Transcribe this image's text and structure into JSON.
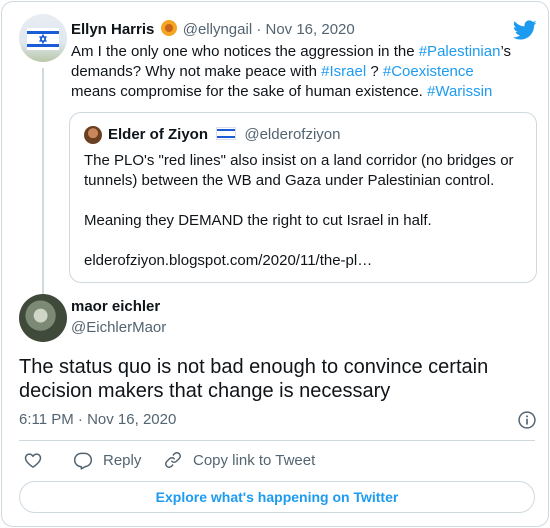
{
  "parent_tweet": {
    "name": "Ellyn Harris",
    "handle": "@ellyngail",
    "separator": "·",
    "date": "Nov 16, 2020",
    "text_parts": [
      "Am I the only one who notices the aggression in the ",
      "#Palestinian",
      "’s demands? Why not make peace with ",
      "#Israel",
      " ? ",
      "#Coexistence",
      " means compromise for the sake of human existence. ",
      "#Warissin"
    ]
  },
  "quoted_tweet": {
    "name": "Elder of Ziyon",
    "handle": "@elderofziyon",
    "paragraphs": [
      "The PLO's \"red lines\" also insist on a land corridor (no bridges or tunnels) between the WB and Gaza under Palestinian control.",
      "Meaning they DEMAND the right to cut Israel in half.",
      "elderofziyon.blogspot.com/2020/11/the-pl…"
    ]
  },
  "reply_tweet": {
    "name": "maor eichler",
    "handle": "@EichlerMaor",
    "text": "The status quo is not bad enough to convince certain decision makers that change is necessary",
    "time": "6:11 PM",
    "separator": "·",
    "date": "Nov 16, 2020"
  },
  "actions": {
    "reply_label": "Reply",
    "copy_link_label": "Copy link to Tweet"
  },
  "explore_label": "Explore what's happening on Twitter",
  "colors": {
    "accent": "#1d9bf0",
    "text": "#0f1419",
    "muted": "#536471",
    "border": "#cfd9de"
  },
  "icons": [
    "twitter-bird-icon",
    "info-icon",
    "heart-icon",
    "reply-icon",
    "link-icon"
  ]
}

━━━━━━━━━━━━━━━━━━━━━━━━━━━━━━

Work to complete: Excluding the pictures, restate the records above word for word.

Answer to the exercise:
Transcribe this image's text and structure into JSON.
{
  "parent_tweet": {
    "name": "Ellyn Harris",
    "handle": "@ellyngail",
    "separator": "·",
    "date": "Nov 16, 2020",
    "text_parts": [
      "Am I the only one who notices the aggression in the ",
      "#Palestinian",
      "’s demands? Why not make peace with ",
      "#Israel",
      " ? ",
      "#Coexistence",
      " means compromise for the sake of human existence. ",
      "#Warissin"
    ]
  },
  "quoted_tweet": {
    "name": "Elder of Ziyon",
    "handle": "@elderofziyon",
    "paragraphs": [
      "The PLO's \"red lines\" also insist on a land corridor (no bridges or tunnels) between the WB and Gaza under Palestinian control.",
      "Meaning they DEMAND the right to cut Israel in half.",
      "elderofziyon.blogspot.com/2020/11/the-pl…"
    ]
  },
  "reply_tweet": {
    "name": "maor eichler",
    "handle": "@EichlerMaor",
    "text": "The status quo is not bad enough to convince certain decision makers that change is necessary",
    "time": "6:11 PM",
    "separator": "·",
    "date": "Nov 16, 2020"
  },
  "actions": {
    "reply_label": "Reply",
    "copy_link_label": "Copy link to Tweet"
  },
  "explore_label": "Explore what's happening on Twitter",
  "colors": {
    "accent": "#1d9bf0",
    "text": "#0f1419",
    "muted": "#536471",
    "border": "#cfd9de"
  },
  "icons": [
    "twitter-bird-icon",
    "info-icon",
    "heart-icon",
    "reply-icon",
    "link-icon"
  ]
}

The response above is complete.